Cleveland Cavaliers' LeBron James dunks the ball against the New Jersey Nets, Sunday.
Cleveland Cavaliers’ LeBron James dunks the ball against the New Jersey Nets, Sunday.

INDEPENDENCE, Ohio– Owners of the NBA’s best record and a second Central Division title, the Cleveland Cavaliers are making jumpers.

And history.

They’re leading the Boston Celtics by four games for the Eastern Conference’s best record and hold a 11/2-game advantage on the Los Angeles Lakers for crucial home-court advantage throughout the playoffs. They’re riding a nine-game winning streak, and with their next victory — No. 58 — they will set a franchise record for most wins in a season.

The Cavs, so bad before LeBron James arrived, have never been better.

With an incomparable 32-1 record at home, and eight of their next 12 games inside the friendly confines of Quicken Loans Arena, Cleveland’s other rock and roll structure, the Cavs likely will smash the previous club record of 57 wins set by the 1988-89 Cavs and the 1991-92 edition.

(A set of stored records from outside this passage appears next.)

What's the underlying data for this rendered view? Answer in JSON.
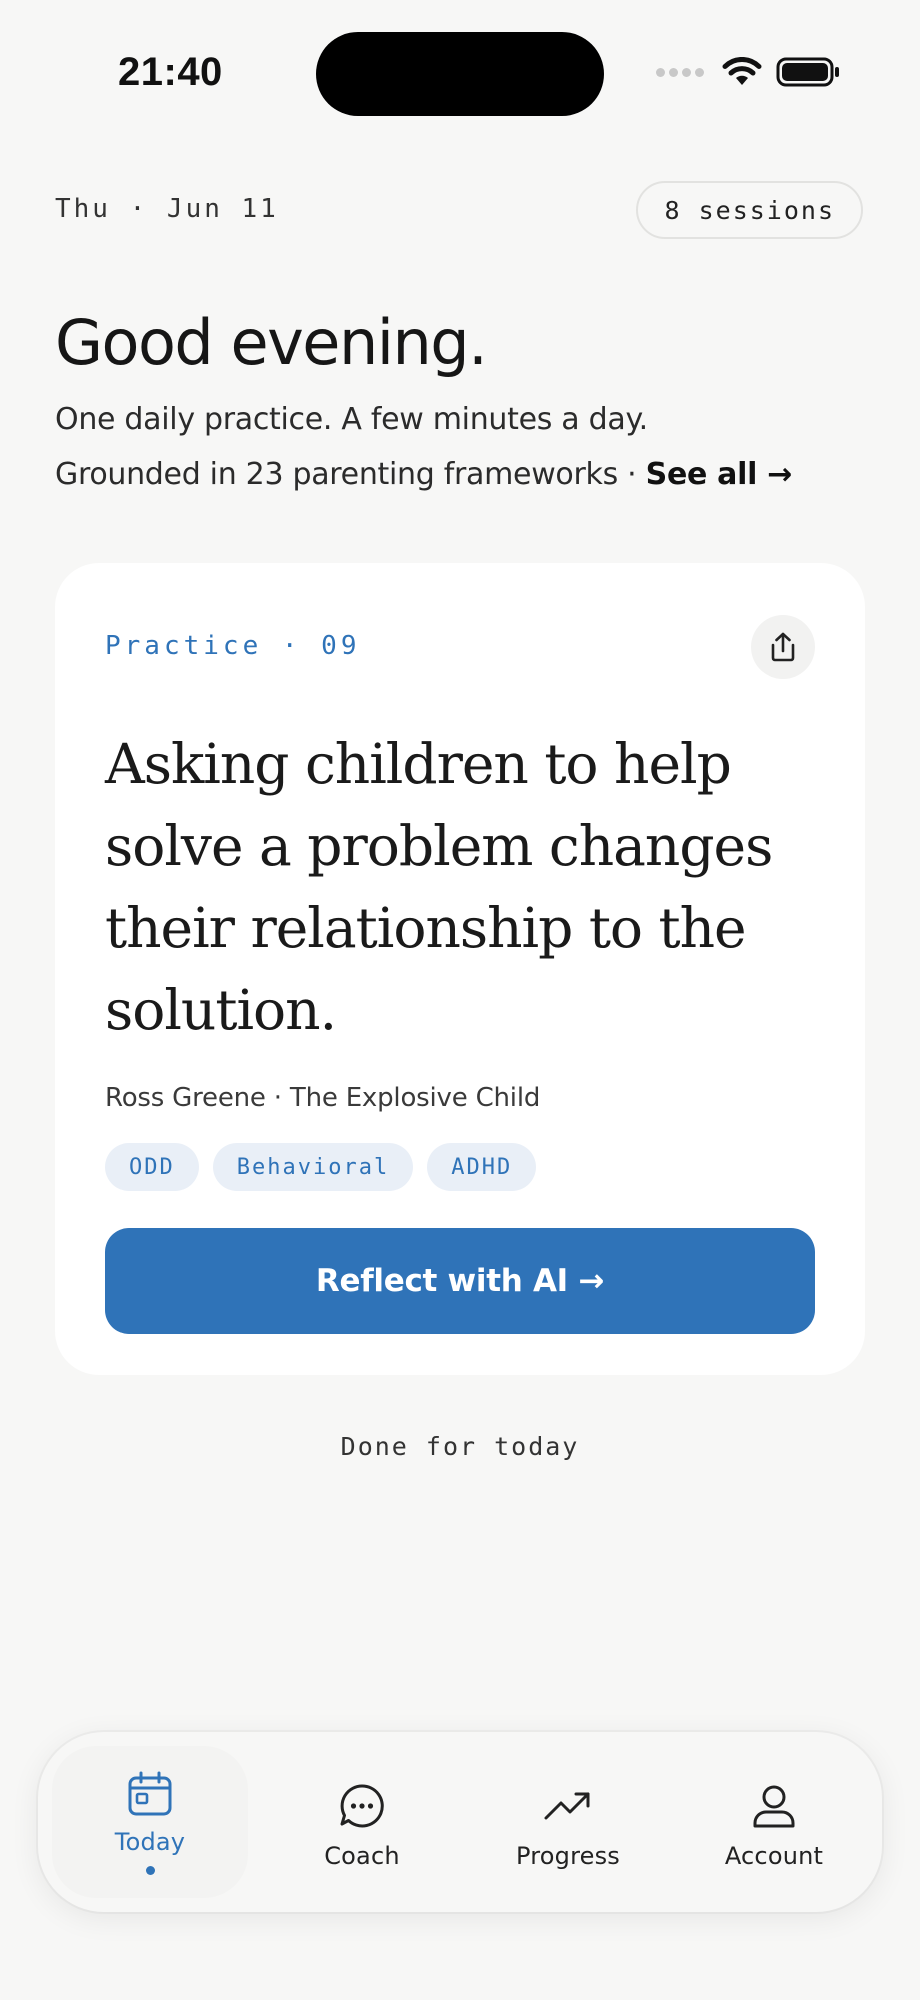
{
  "status_bar": {
    "time": "21:40"
  },
  "header": {
    "date": "Thu · Jun 11",
    "sessions": "8 sessions"
  },
  "greeting": {
    "title": "Good evening.",
    "subtitle": "One daily practice. A few minutes a day.",
    "frameworks_text": "Grounded in 23 parenting frameworks · ",
    "see_all": "See all →"
  },
  "card": {
    "practice_label": "Practice · 09",
    "quote": "Asking children to help solve a problem changes their relationship to the solution.",
    "attribution": "Ross Greene · The Explosive Child",
    "tags": [
      "ODD",
      "Behavioral",
      "ADHD"
    ],
    "cta": "Reflect with AI →"
  },
  "done_text": "Done for today",
  "tabbar": {
    "items": [
      {
        "label": "Today",
        "icon": "calendar-icon",
        "active": true
      },
      {
        "label": "Coach",
        "icon": "chat-bubble-icon",
        "active": false
      },
      {
        "label": "Progress",
        "icon": "trend-up-icon",
        "active": false
      },
      {
        "label": "Account",
        "icon": "person-icon",
        "active": false
      }
    ]
  },
  "colors": {
    "accent": "#2f73b8",
    "background": "#f7f7f6",
    "card": "#ffffff",
    "tag_background": "#e9eff7"
  }
}
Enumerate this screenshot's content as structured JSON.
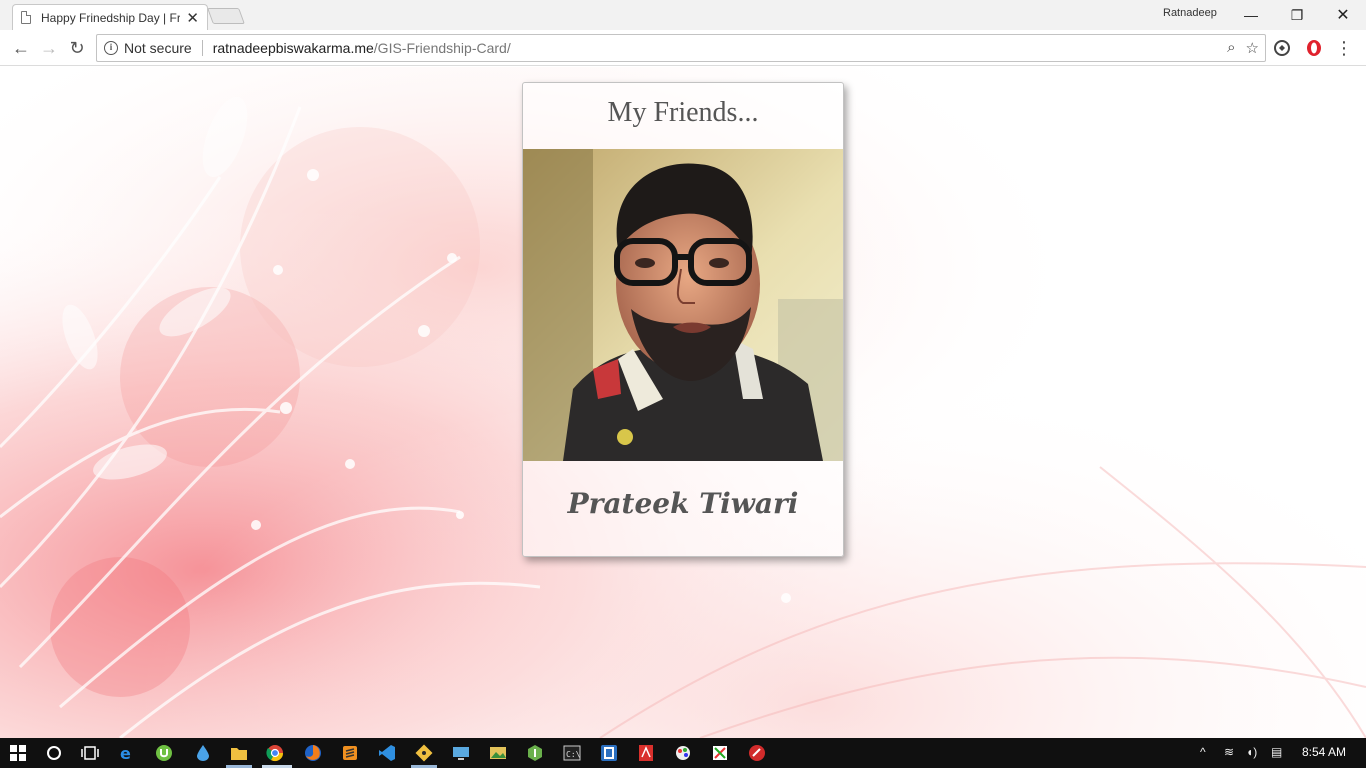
{
  "browser": {
    "tab_title": "Happy Frinedship Day | Fr",
    "tab_close": "✕",
    "profile_name": "Ratnadeep",
    "window_controls": {
      "minimize": "—",
      "restore": "❐",
      "close": "✕"
    },
    "nav": {
      "back": "←",
      "forward": "→",
      "reload": "↻"
    },
    "security_text": "Not secure",
    "url_domain": "ratnadeepbiswakarma.me",
    "url_path": "/GIS-Friendship-Card/",
    "omnibox_icons": {
      "zoom": "⌕",
      "bookmark": "☆"
    },
    "menu": "⋮"
  },
  "page": {
    "card_title": "My Friends...",
    "friend_name": "Prateek Tiwari"
  },
  "taskbar": {
    "time": "8:54 AM",
    "tray": {
      "chevron": "^",
      "wifi": "≋",
      "volume": "◖)",
      "notifications": "▤"
    }
  },
  "colors": {
    "accent_text": "#555555",
    "taskbar": "#101010",
    "background_pink": "#f9b8b8"
  }
}
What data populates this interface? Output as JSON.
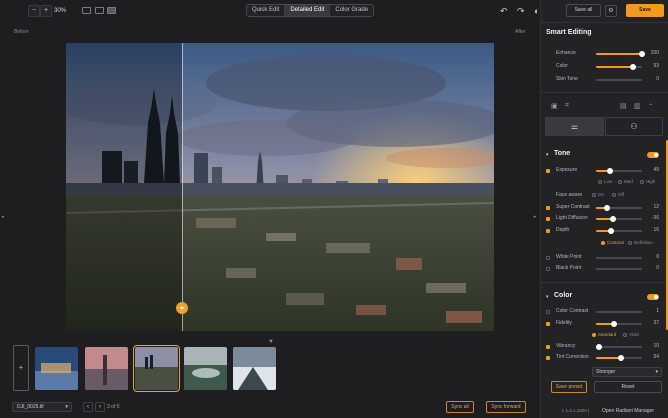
{
  "topbar": {
    "zoom_minus": "−",
    "zoom_plus": "+",
    "zoom_level": "30%",
    "modes": [
      {
        "label": "Quick Edit",
        "active": false
      },
      {
        "label": "Detailed Edit",
        "active": true
      },
      {
        "label": "Color Grade",
        "active": false
      }
    ]
  },
  "canvas": {
    "before_label": "Before",
    "after_label": "After",
    "handle_icon": "◂▸"
  },
  "panel_top": {
    "save_all": "Save all",
    "save": "Save"
  },
  "smart_editing": {
    "title": "Smart Editing",
    "sliders": [
      {
        "label": "Enhance",
        "value": "100",
        "level": 1.0
      },
      {
        "label": "Color",
        "value": "93",
        "level": 0.93
      },
      {
        "label": "Skin Tone",
        "value": "0",
        "level": 0.0
      }
    ]
  },
  "tone": {
    "title": "Tone",
    "exposure": {
      "label": "Exposure",
      "value": "49",
      "level": 0.49
    },
    "face_aware": {
      "label": "Face aware",
      "options": [
        "Low",
        "Med",
        "High"
      ],
      "toggle": [
        "On",
        "Off"
      ]
    },
    "sliders": [
      {
        "label": "Super Contrast",
        "value": "12",
        "level": 0.12
      },
      {
        "label": "Light Diffusion",
        "value": "-36",
        "level": 0.32
      },
      {
        "label": "Depth",
        "value": "16",
        "level": 0.58
      }
    ],
    "contrast_modes": [
      "Contrast",
      "Definition"
    ],
    "points": [
      {
        "label": "White Point",
        "value": "0"
      },
      {
        "label": "Black Point",
        "value": "0"
      }
    ]
  },
  "color": {
    "title": "Color",
    "color_contrast": {
      "label": "Color Contrast",
      "value": "1"
    },
    "fidelity": {
      "label": "Fidelity",
      "value": "37",
      "level": 0.37
    },
    "fidelity_modes": [
      "Standard",
      "Vivid"
    ],
    "sliders": [
      {
        "label": "Vibrancy",
        "value": "10",
        "level": 0.1
      },
      {
        "label": "Tint Correction",
        "value": "54",
        "level": 0.54
      }
    ],
    "strength": "Stronger"
  },
  "panel_bottom": {
    "save_preset": "Save preset",
    "reset": "Reset",
    "version": "v 1.4.1.1800 |",
    "manager": "Open Radiant Manager"
  },
  "bottombar": {
    "file_name": "DJI_0025.tif",
    "pager": "3 of 5",
    "sync_all": "Sync all",
    "sync_forward": "Sync forward"
  },
  "colors": {
    "accent": "#f29a1f",
    "panel_bg": "#232326",
    "app_bg": "#1e1e20"
  }
}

In fact, if the Cavs, who host the New Jersey Nets on Wednesday night, can run the table at home and finish 40-1, they’ll match the 1985-86 Boston Celtics for the best home record in league history.

And three more wins will put them at the exalted 60-win plateau, a line usually reserved for greatness.

Not bad for a team that won 45 regular-season games a year ago.

Two seasons after making the finals for the first time, the Cavaliers, 12-1 in March and a league-best 17-2 since the All-Star break, have a legitimate shot at dethroning the Celtics, who were pushed to seven games by Cleveland in last year’s Eastern semifinals.

James has the Cavs and their fans dreaming big.

The clear leader to win his first MVP award, James has become the game’s best all-around player. Not only has he become an unstoppable offensive force — he’s averaging 29.5 points, 8.8 rebounds and 8.5 assists in March — he has worked so hard on his defense that he’s inching toward being the league’s premier stopper, too.

Michael Jordan all over again.

Along with an ability to block shots that mere mortals can’t touch, James has taken it upon himself to guard the other team’s best scorer during crunch time, an assignment he wasn’t always willing to accept.

“Defensively he’s as quick and strong as anybody at his position or any position,” Portland coach Nate McMillan. “He has the ability to be the best.”

For now, James’ sole goal is to get the Cavaliers a title and end the city of Cleveland’s championship drought that extends back to 1964.

Before the season started, James felt that his team, bolstered by the addition of point guard Mo Williams, would challenge Boston. Never did he think the Cavaliers would be closing in on 60 wins with four weeks remaining before the playoffs.

“At the start of the season, no, I don’t think we would have thought we’d be in this position,” he said. “I could say we would be really good. But to play the way we’ve been playing on the road and at home, it’s a little bit better than I think we all thought.

“But I’m happy we’re in this position. We want to take it one game at a time and not worry about what wins we’re going to get. But we want to get as many as possible.”